The center, open 7:30 to noon Monday through Saturday, provides a place where homeless can receive food, clothes, even sleeping bags and tents. It’s also where they can do laundry, take a shower, use the Internet and make phone calls.
“They really cater to a lot of people,” said 53-year-old John Cowall of Coeur d’Alene, who was at Fresh Start on Saturday morning. “And they really have nice equipment for them all to use. And they’re always, always doing more things.”
Fresh Start is working on plans for a new outdoor patio, Cowall said, where people can relax in comfort, eat a hot meal or smoke a cigarette.
“I have nothing but positive things to say about (Fresh Start),” he added.
But providing all that assistance, along with rent, utilities and other bills, is quickly adding up, financially and physically. At one point, Fresh Start had a six-month cushion for monthly expenses.
“We budgeted for $60,000 this year and will spend more than $75,000,” Tarbox said. “That we had no anticipation of doing whatsoever. So that was a big surprise.”
Fresh Start, founded in 2002, operates on donations and grants, and is launching a campaign to raise money and awareness of the rising need for its services. Officials say with winter weather setting in, Fresh Start will face more challenges as it will open on nights when the temperature drops below 20 degrees.
“I fell on hard times, and I came down here from Sagle,” explained Robert Reed, a 59-year-old artist. He was carrying a load of clothes to the laundry machines, lending a hand.
“Fresh Start’s been here for me every morning,” he said. “This has been a godsend. It just really got me back on my feet. Now I’m helping the people around me.”
The center is good-sized, but it’s fairly crowded on most days — especially when a warm breakfast is being served. People often congregate under a large tent behind the building.

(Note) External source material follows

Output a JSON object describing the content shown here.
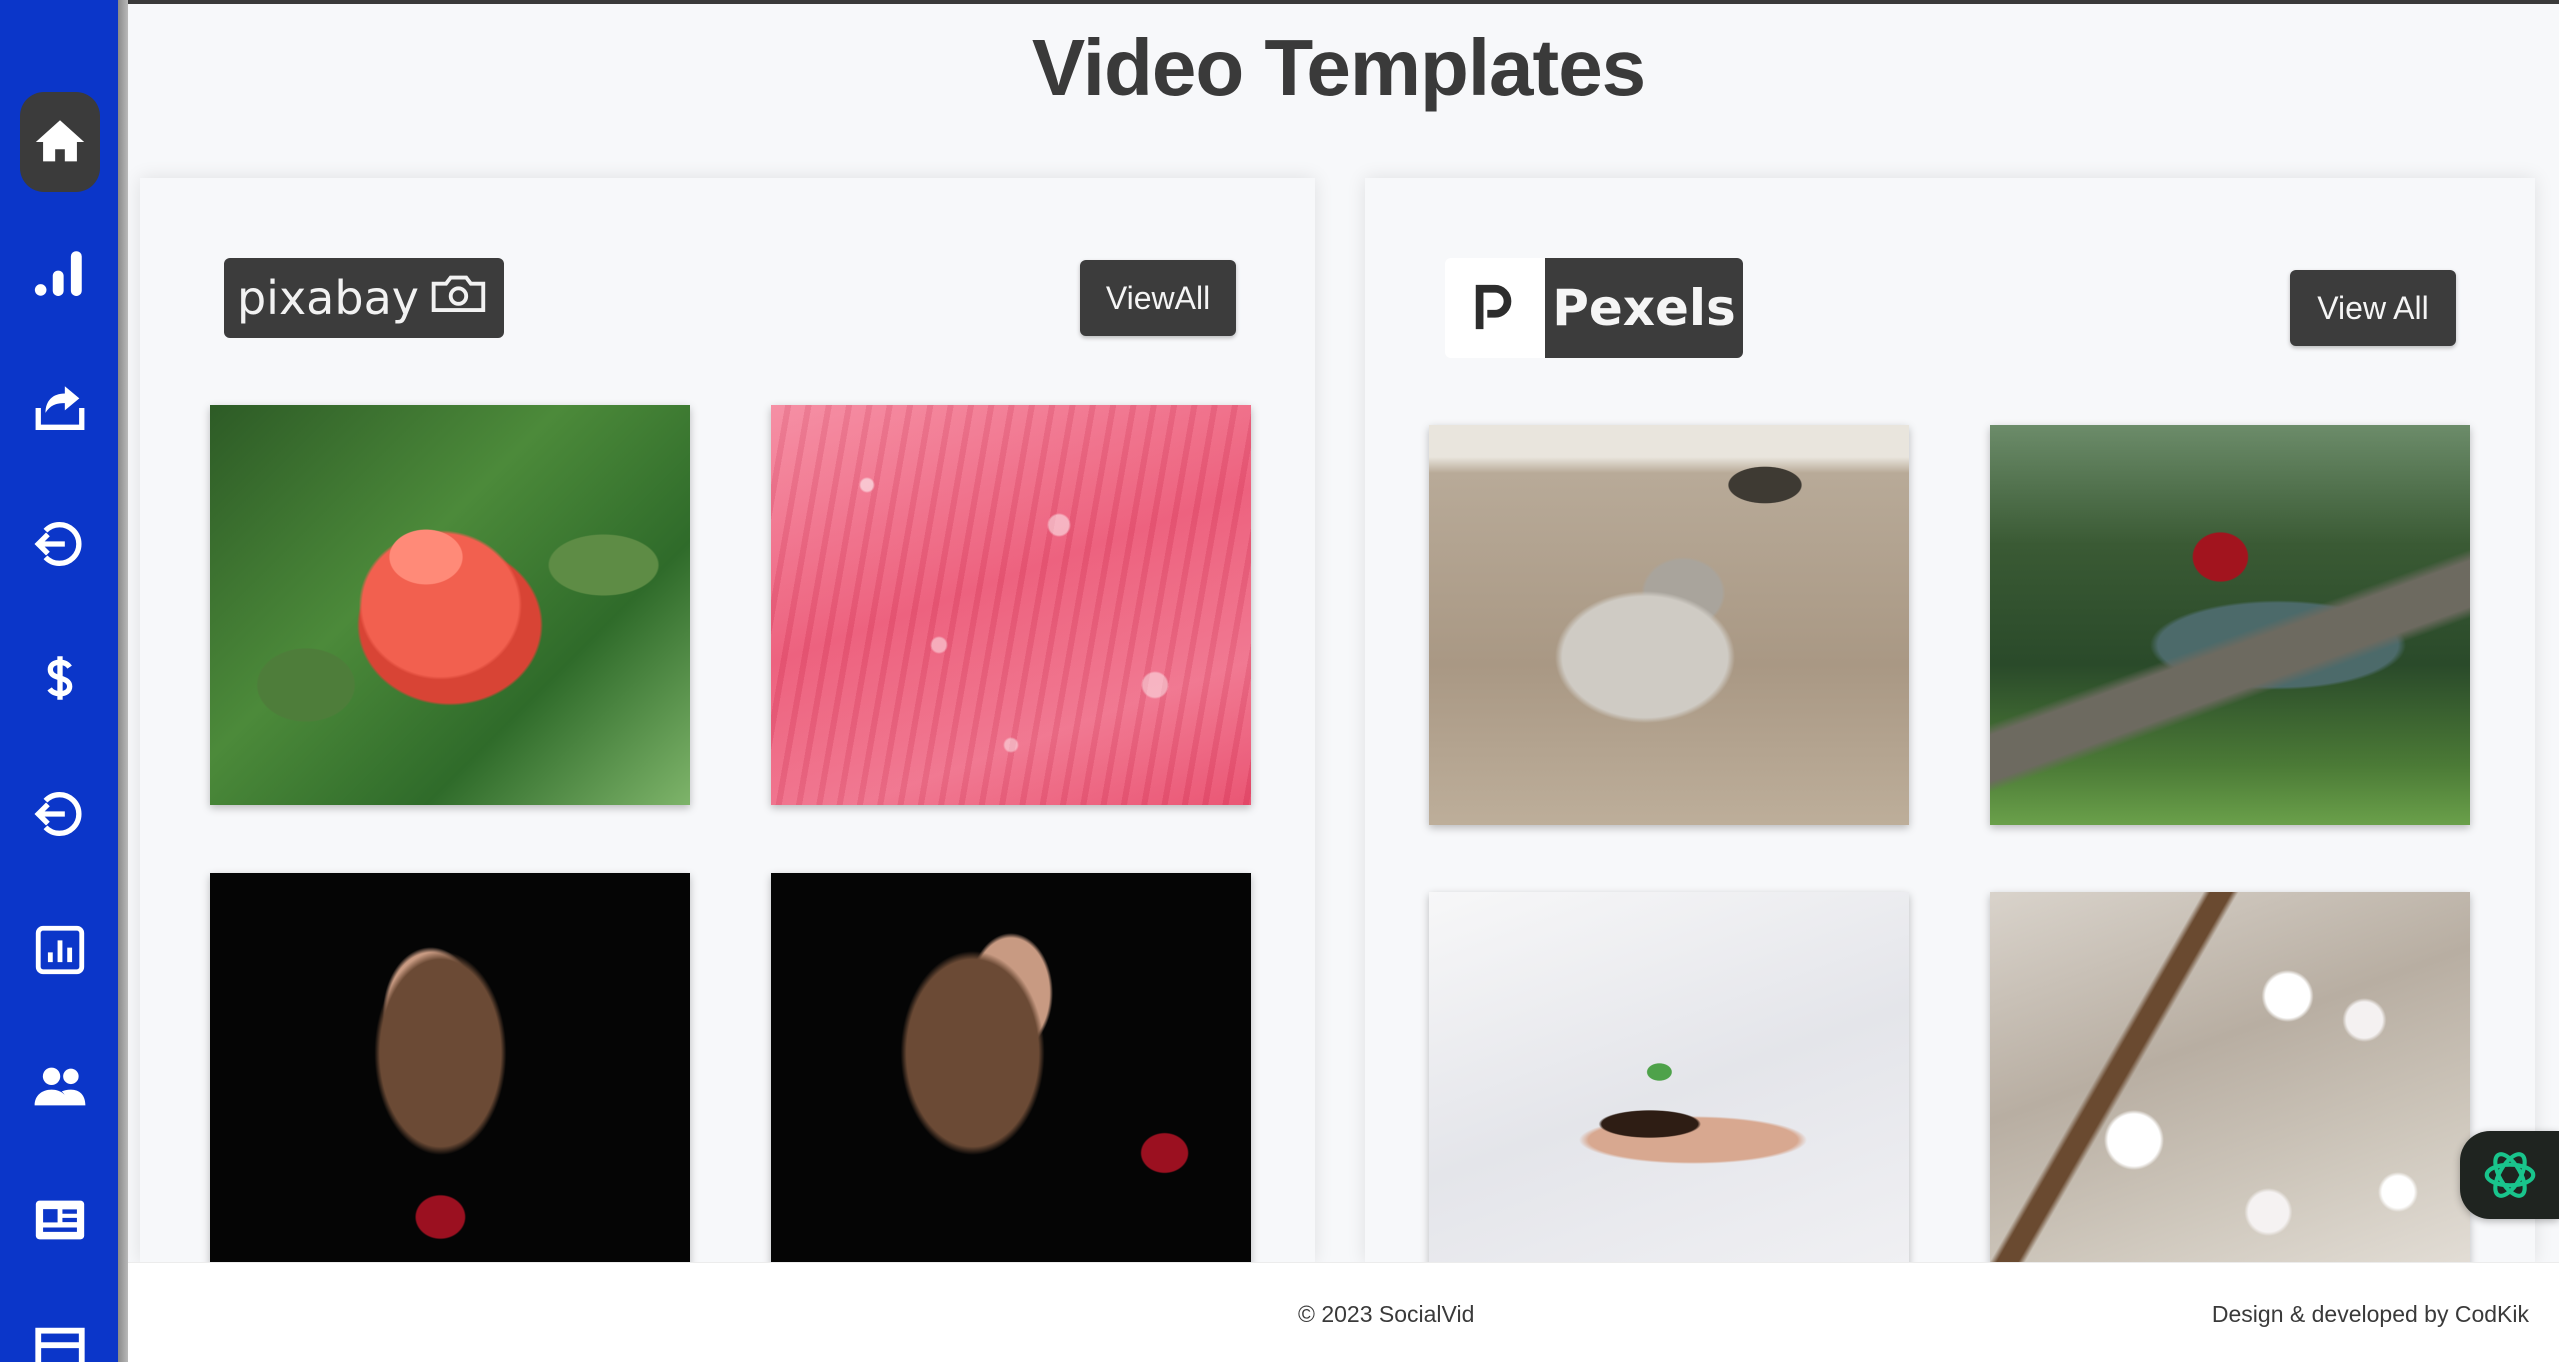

“The demand is so great that we continually face shortages and we will substantially exceed our budget this year,” wrote Father Pat Bell, Fresh Start president, in a letter.
He said Fresh Start has only two part-time employees, including executive director Howard Martinson, who is battling cancer.
“We really need a full-time guy to run the place, which could cost $40,000 to $60,000,” Tarbox said. “And we don’t have that.”
As it stands, Fresh Start has two major needs: Cash donations and volunteers who could be there to answer questions, meet with clients and work center shifts to open and close the doors. A grant writer would also be wonderful, he said.
Tarbox, who has volunteered with Fresh Start for three years, said this year is their busiest, which isn’t a good thing. While in years past many clients were repeats, now they’re men, women and children he’s never seen before.
“We’re seeing lots of new people. That’s what’s different this year,” he said.
For Rebecca Eberle, an 18-year-old from Coeur d’Alene, Fresh Start is a refuge. She can check her e-mail, make a phone call or grab a bite.
“It’s just amazing, the things that they offer,” Eberle said. “The people here are awesome. They’re like a family. It’s amazing to know that there’s a safe place we can go in the morning and take a shower and eat.”
To make a donation or volunteer at Fresh Start, call 667-9798, or stop by the center at 1524 E. Sherman Ave.